The International Atomic Energy Agency document also said Iran had continued to stockpile low-enriched uranium (LEU) and one prominent U.S. think-tank said it had enough of the material for four nuclear weapons if it refines it further.
The information that Iran last month moved a large cylinder with LEU to the Fordow subterranean site was included in the U.N. body's most comprehensive report yet pointing to military aspects of Tehran's nuclear programme.
The main finding in the IAEA report, which was leaked on Tuesday, was that Iran appeared to have worked on designing a nuclear warhead and that secret weapons-relevant research may continue.
It may pave the way for further Western sanctions on the major oil producer.
No unbiased observer can cling to the pretension that Iran's nuclear programme is purely for peaceful purposes, Mark Fitzpatrick, a director of the International Institute for Strategic Studies think tank, said.
But he said Iran was not yet actually building atomic bombs and it was still more than a year away from being able to do so, should its leaders decide to.
The IAEA report also contained updated information about Iran's uranium enrichment -- the part of Iran's nuclear work that has most worried the West as refined uranium can be used for arms if processed further.
Iran's decision in early 2010 to raise the level of some enrichment from the 3.5 percent purity needed for normal power plant fuel to 20 percent worried Western states that saw this as bringing it closer to the 90 percent needed for a bomb.
Iran's main enrichment plant is located near the central town of Natanz. But the country announced in June it would move its higher-grade activity to Fordow, offering better protection against any military attacks.
This week's IAEA document showed that Iran had now installed two sets of 174 machines each for refining uranium to a fissile purity of 20 percent at Fordow near the holy city of Qom. The centrifuge machines were not yet operational.
In its previous report on Iran's nuclear programme, in early September, the IAEA said Iran had installed one of two planned cascades, or interlinked networks of centrifuges. Such machines spin at supersonic speeds to increase the fissile isotope ratio.

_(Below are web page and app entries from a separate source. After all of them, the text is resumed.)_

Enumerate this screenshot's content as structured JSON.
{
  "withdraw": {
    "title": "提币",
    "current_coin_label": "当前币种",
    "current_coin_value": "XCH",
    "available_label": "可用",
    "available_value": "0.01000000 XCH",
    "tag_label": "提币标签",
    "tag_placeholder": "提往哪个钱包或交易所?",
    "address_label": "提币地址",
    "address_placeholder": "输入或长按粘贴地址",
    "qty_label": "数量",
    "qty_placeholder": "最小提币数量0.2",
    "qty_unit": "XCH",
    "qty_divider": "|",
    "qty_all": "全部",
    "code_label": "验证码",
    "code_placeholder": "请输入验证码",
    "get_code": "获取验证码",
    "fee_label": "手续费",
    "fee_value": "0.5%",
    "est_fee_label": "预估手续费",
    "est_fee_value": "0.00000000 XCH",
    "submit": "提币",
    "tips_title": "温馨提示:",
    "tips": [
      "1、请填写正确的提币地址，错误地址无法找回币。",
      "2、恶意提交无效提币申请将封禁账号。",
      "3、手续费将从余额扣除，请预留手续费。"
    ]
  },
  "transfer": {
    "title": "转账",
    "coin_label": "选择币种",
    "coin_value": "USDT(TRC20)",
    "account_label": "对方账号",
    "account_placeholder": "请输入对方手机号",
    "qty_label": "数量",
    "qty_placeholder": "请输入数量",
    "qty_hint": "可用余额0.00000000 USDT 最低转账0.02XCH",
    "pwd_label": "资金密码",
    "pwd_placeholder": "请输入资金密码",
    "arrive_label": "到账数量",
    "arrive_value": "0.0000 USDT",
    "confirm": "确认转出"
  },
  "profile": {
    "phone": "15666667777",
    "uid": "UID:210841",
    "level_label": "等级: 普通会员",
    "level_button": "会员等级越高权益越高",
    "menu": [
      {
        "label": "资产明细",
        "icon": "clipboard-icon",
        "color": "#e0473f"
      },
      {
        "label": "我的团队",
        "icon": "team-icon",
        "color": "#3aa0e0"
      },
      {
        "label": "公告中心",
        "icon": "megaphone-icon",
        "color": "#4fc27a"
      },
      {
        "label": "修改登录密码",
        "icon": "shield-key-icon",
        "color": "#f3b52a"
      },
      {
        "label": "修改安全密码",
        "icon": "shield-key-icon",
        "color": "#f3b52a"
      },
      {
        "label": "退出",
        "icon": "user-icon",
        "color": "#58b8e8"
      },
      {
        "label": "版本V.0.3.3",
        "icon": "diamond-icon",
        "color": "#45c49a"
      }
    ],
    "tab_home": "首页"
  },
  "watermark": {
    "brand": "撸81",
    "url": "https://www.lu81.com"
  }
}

On October 17, the latest report said, Iran transferred ... one large cylinder containing LEU in the form of UF6 (uranium hexafluoride gas) and one small cylinder containing depleted uranium in the form of UF6.
The uranium gas is fed into centrifuge machines to refine uranium for use either to fuel nuclear plants, Iran's stated aim, or provide material for the core of a nuclear bomb, which the West fears is Iran's ultimate goal.
According to Iran, the LEU will be used for feeding and the DU will be used for line passivation, the IAEA report said, referring to technical preparations for starting enrichment.
Iran only disclosed the existence of Fordow -- tucked deep inside a mountain on a former military base -- to the IAEA in September 2009 after learning that Western intelligence agencies had detected it.
Tehran says it will use 20 percent-enriched uranium to convert into fuel for a research reactor making isotopes to treat cancer patients, but Western officials say they doubt that the country has the technical capability to do that.
Western experts say tightening sanctions, technical hurdles and possible cyber sabotage have slowed Iran's atomic advances.
But it is still amassing LEU: the IAEA report said it had produced a total of more than 4.9 tonnes since the work started in February 2007, some of which has been converted into 20 percent material.
This amount of low enriched uranium if further enriched to weapon grade is enough to make four nuclear weapons, said the Institute for Science and International Security, a Washington-based think tank.
(Additional reporting by Sylvia Westall; Editing by Peter Graff)